As of now, vegetarians have the choice of a few recurring dining options: veggie burgers at Sea Salt, a selection of pizzas at Heirloom, and a soup or salad at Bay Leaf and Chives. Vegans have fewer options, relying on staples such as brown rice, produce and tofu. And what about those with dietary restrictions like gluten-free? Many times they have to specially request food.

Plus, there are the health benefits of a diet focused more on grains, fruits, and vegetables and less on meat. The American Cancer Society reports in their article “Vegetarianism,” that there is a link between lower risks of “heart disease, diabetes, high blood pressure, and colon cancer” in those who eat a mainly plant-based diet. The American Heart Association seconds this in their article “Vegetarian Diets,” saying “Vegetarian diets can be healthful and nutritionally sound if they’re carefully planned to include essential nutrients.”

But are we getting those essential nutrients? USD freshman Lavanya Sridharan explains the difficulty in finding nourishing options.

“It is really hard being a vegetarian on campus and getting a balanced meal, especially making sure I get enough protein,” Sridharan said.

With the current options, vegetarians, vegans and those with special dietary restrictions have to rely on much of the same food with little variety, possibly not meeting dietary or nutritional needs. It is important that students are given the option for healthier, more sustaining food choices in their dining facilities.

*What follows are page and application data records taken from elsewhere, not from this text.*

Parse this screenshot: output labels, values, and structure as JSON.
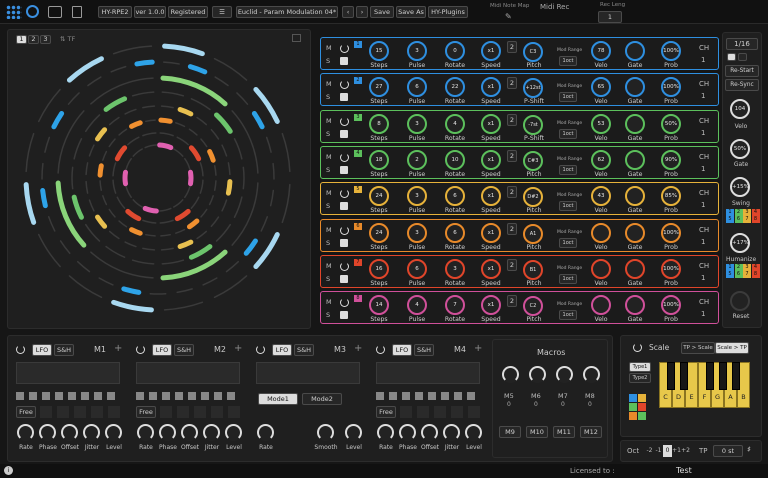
{
  "header": {
    "plugin_name": "HY-RPE2",
    "version": "ver 1.0.0",
    "registered": "Registered",
    "preset_name": "Euclid - Param Modulation 04*",
    "save": "Save",
    "save_as": "Save As",
    "plugins": "HY-Plugins",
    "midi_note_map": "Midi Note Map",
    "midi_rec": "Midi Rec",
    "rec_len_label": "Rec Leng",
    "rec_len_value": "1"
  },
  "circle_panel": {
    "page_tabs": [
      "1",
      "2",
      "3"
    ],
    "tf_label": "TF",
    "ring_colors": [
      "#a8d8f0",
      "#2ea3e8",
      "#8ad47a",
      "#e8e070",
      "#f0a040",
      "#f06020",
      "#e060b0",
      "#c8c8c8"
    ]
  },
  "tracks": [
    {
      "color": "#2e8fe0",
      "num": "1",
      "steps": "15",
      "pulse": "3",
      "rotate": "0",
      "speed": "x1",
      "speed_val": "2",
      "pitch": "C3",
      "pitch_mode": "D#  F#",
      "velo": "78",
      "gate": "",
      "prob": "100%",
      "mod_label": "Mod Range",
      "oct": "1oct",
      "mode": "Pitch",
      "m": "M",
      "s": "S"
    },
    {
      "color": "#2e8fe0",
      "num": "2",
      "steps": "27",
      "pulse": "6",
      "rotate": "22",
      "speed": "x1",
      "speed_val": "2",
      "pitch": "+12st",
      "pitch_mode": "",
      "velo": "65",
      "gate": "",
      "prob": "100%",
      "mod_label": "Mod Range",
      "oct": "1oct",
      "mode": "P-Shift",
      "m": "M",
      "s": "S"
    },
    {
      "color": "#5cc05c",
      "num": "3",
      "steps": "8",
      "pulse": "3",
      "rotate": "4",
      "speed": "x1",
      "speed_val": "2",
      "pitch": "-7st",
      "pitch_mode": "",
      "velo": "53",
      "gate": "",
      "prob": "50%",
      "mod_label": "Mod Range",
      "oct": "1oct",
      "mode": "P-Shift",
      "m": "M",
      "s": "S"
    },
    {
      "color": "#5cc05c",
      "num": "4",
      "steps": "18",
      "pulse": "2",
      "rotate": "10",
      "speed": "x1",
      "speed_val": "2",
      "pitch": "C#3",
      "pitch_mode": "",
      "velo": "62",
      "gate": "",
      "prob": "90%",
      "mod_label": "Mod Range",
      "oct": "1oct",
      "mode": "Pitch",
      "m": "M",
      "s": "S"
    },
    {
      "color": "#e6b23a",
      "num": "5",
      "steps": "24",
      "pulse": "3",
      "rotate": "6",
      "speed": "x1",
      "speed_val": "2",
      "pitch": "D#2",
      "pitch_mode": "",
      "velo": "43",
      "gate": "",
      "prob": "85%",
      "mod_label": "Mod Range",
      "oct": "1oct",
      "mode": "Pitch",
      "m": "M",
      "s": "S"
    },
    {
      "color": "#e88a2a",
      "num": "6",
      "steps": "24",
      "pulse": "3",
      "rotate": "6",
      "speed": "x1",
      "speed_val": "2",
      "pitch": "A1",
      "pitch_mode": "",
      "velo": "",
      "gate": "",
      "prob": "100%",
      "mod_label": "Mod Range",
      "oct": "1oct",
      "mode": "Pitch",
      "m": "M",
      "s": "S"
    },
    {
      "color": "#e0452a",
      "num": "7",
      "steps": "16",
      "pulse": "6",
      "rotate": "3",
      "speed": "x1",
      "speed_val": "2",
      "pitch": "B1",
      "pitch_mode": "",
      "velo": "",
      "gate": "",
      "prob": "100%",
      "mod_label": "Mod Range",
      "oct": "1oct",
      "mode": "Pitch",
      "m": "M",
      "s": "S"
    },
    {
      "color": "#d0509a",
      "num": "8",
      "steps": "14",
      "pulse": "4",
      "rotate": "7",
      "speed": "x1",
      "speed_val": "2",
      "pitch": "C2",
      "pitch_mode": "",
      "velo": "",
      "gate": "",
      "prob": "100%",
      "mod_label": "Mod Range",
      "oct": "1oct",
      "mode": "Pitch",
      "m": "M",
      "s": "S"
    }
  ],
  "track_labels": {
    "steps": "Steps",
    "pulse": "Pulse",
    "rotate": "Rotate",
    "speed": "Speed",
    "velo": "Velo",
    "gate": "Gate",
    "prob": "Prob",
    "ch": "CH",
    "ch_val": "1"
  },
  "right_panel": {
    "rate": "1/16",
    "restart": "Re-Start",
    "resync": "Re-Sync",
    "velo_val": "104",
    "velo": "Velo",
    "gate_val": "50%",
    "gate": "Gate",
    "swing_val": "+15%",
    "swing": "Swing",
    "swing_grid": [
      "1",
      "2",
      "3",
      "4",
      "5",
      "6",
      "7",
      "8"
    ],
    "humanize_val": "+17%",
    "humanize": "Humanize",
    "humanize_grid": [
      "1",
      "2",
      "3",
      "4",
      "5",
      "6",
      "7",
      "8"
    ],
    "reset": "Reset"
  },
  "modulators": [
    {
      "name": "M1",
      "lfo": "LFO",
      "sh": "S&H",
      "mode": "Free",
      "knobs": [
        "Rate",
        "Phase",
        "Offset",
        "Jitter",
        "Level"
      ]
    },
    {
      "name": "M2",
      "lfo": "LFO",
      "sh": "S&H",
      "mode": "Free",
      "knobs": [
        "Rate",
        "Phase",
        "Offset",
        "Jitter",
        "Level"
      ]
    },
    {
      "name": "M3",
      "lfo": "LFO",
      "sh": "S&H",
      "mode1": "Mode1",
      "mode2": "Mode2",
      "knobs": [
        "Rate",
        "Smooth",
        "Level"
      ]
    },
    {
      "name": "M4",
      "lfo": "LFO",
      "sh": "S&H",
      "mode": "Free",
      "knobs": [
        "Rate",
        "Phase",
        "Offset",
        "Jitter",
        "Level"
      ]
    }
  ],
  "macros": {
    "title": "Macros",
    "labels": [
      "M5",
      "M6",
      "M7",
      "M8"
    ],
    "values": [
      "0",
      "0",
      "0",
      "0"
    ],
    "buttons": [
      "M9",
      "M10",
      "M11",
      "M12"
    ]
  },
  "scale": {
    "title": "Scale",
    "tp_scale": "TP > Scale",
    "scale_tp": "Scale > TP",
    "type1": "Type1",
    "type2": "Type2",
    "keys": [
      "C",
      "D",
      "E",
      "F",
      "G",
      "A",
      "B"
    ],
    "black_keys": [
      "C#",
      "D#"
    ],
    "oct_label": "Oct",
    "oct_values": [
      "-2",
      "-1",
      "0",
      "+1",
      "+2"
    ],
    "tp_label": "TP",
    "tp_value": "0 st"
  },
  "footer": {
    "licensed": "Licensed to :",
    "user": "Test"
  }
}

This may not be the majority voice. USD freshman Steven Frigo believes that the SLP provides enough options for a majority of the student body, while fellow freshman Michelle Stencil spoke of Dining Services’ effort.

“[Dining Services] are trying to make the foods more inclusive and have more variety,” Stencil said. “So there should be more options for people who have dietary restrictions in the coming future.”
The Center for Health and Wellness Promotion on campus addresses the current dietary choices, saying “All dining facilities have healthy meal options” and that “Student Wellness and Dining Services are always willing to work with the USD community to consider improvements to services and ways to enhance the awareness of services and options.

It is important that we, the student body and the consumers, provide feedback to Dining Services. Answer questionnaires and fill out comment cards. Be changemakers. It is our responsibility to address dietary choices and health concerns of students by finding a way to include more options for everyone.

By addressing this, we are giving a voice to all students on campus. But if we ignore this issue, then we are not providing everyone with the food experience they deserve and we are limiting students’ speech.